- Work order -
All of the data below should come back exactly as written, minus its images.

[Website and app data records]
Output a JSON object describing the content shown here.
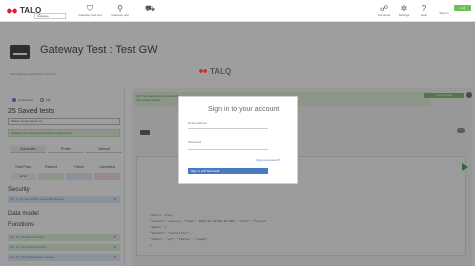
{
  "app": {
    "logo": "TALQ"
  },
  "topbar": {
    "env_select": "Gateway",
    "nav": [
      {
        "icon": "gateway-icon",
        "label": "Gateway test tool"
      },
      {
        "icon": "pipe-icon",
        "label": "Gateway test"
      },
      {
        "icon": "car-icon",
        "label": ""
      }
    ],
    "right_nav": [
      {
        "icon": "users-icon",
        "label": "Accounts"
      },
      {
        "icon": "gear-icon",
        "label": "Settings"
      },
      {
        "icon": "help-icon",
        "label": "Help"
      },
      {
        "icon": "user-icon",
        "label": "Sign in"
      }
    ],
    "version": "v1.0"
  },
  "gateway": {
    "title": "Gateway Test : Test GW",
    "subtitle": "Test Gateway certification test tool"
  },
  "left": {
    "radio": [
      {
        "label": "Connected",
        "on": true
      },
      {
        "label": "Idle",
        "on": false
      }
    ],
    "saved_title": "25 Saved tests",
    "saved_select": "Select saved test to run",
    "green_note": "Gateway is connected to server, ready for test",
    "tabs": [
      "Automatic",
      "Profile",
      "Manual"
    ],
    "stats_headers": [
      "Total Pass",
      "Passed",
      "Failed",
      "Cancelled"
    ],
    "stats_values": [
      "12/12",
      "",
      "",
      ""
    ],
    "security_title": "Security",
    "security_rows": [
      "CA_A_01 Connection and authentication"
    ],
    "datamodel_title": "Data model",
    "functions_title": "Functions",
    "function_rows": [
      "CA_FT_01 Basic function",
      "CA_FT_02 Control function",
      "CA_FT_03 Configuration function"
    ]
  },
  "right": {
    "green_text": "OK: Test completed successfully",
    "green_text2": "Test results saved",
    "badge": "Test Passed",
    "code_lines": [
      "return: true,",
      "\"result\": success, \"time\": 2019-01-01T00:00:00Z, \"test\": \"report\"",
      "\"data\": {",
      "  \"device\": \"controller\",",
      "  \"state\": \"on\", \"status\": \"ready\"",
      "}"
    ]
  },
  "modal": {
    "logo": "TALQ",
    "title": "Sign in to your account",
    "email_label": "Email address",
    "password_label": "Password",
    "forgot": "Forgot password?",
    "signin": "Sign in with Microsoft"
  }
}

- Task solution -
Output a JSON object describing the content shown here.
{
  "app": {
    "logo": "TALQ"
  },
  "topbar": {
    "env_select": "Gateway",
    "nav": [
      {
        "icon": "gateway-icon",
        "label": "Gateway test tool"
      },
      {
        "icon": "pipe-icon",
        "label": "Gateway test"
      },
      {
        "icon": "car-icon",
        "label": ""
      }
    ],
    "right_nav": [
      {
        "icon": "users-icon",
        "label": "Accounts"
      },
      {
        "icon": "gear-icon",
        "label": "Settings"
      },
      {
        "icon": "help-icon",
        "label": "Help"
      },
      {
        "icon": "user-icon",
        "label": "Sign in"
      }
    ],
    "version": "v1.0"
  },
  "gateway": {
    "title": "Gateway Test : Test GW",
    "subtitle": "Test Gateway certification test tool"
  },
  "left": {
    "radio": [
      {
        "label": "Connected",
        "on": true
      },
      {
        "label": "Idle",
        "on": false
      }
    ],
    "saved_title": "25 Saved tests",
    "saved_select": "Select saved test to run",
    "green_note": "Gateway is connected to server, ready for test",
    "tabs": [
      "Automatic",
      "Profile",
      "Manual"
    ],
    "stats_headers": [
      "Total Pass",
      "Passed",
      "Failed",
      "Cancelled"
    ],
    "stats_values": [
      "12/12",
      "",
      "",
      ""
    ],
    "security_title": "Security",
    "security_rows": [
      "CA_A_01 Connection and authentication"
    ],
    "datamodel_title": "Data model",
    "functions_title": "Functions",
    "function_rows": [
      "CA_FT_01 Basic function",
      "CA_FT_02 Control function",
      "CA_FT_03 Configuration function"
    ]
  },
  "right": {
    "green_text": "OK: Test completed successfully",
    "green_text2": "Test results saved",
    "badge": "Test Passed",
    "code_lines": [
      "return: true,",
      "\"result\": success, \"time\": 2019-01-01T00:00:00Z, \"test\": \"report\"",
      "\"data\": {",
      "  \"device\": \"controller\",",
      "  \"state\": \"on\", \"status\": \"ready\"",
      "}"
    ]
  },
  "modal": {
    "logo": "TALQ",
    "title": "Sign in to your account",
    "email_label": "Email address",
    "password_label": "Password",
    "forgot": "Forgot password?",
    "signin": "Sign in with Microsoft"
  }
}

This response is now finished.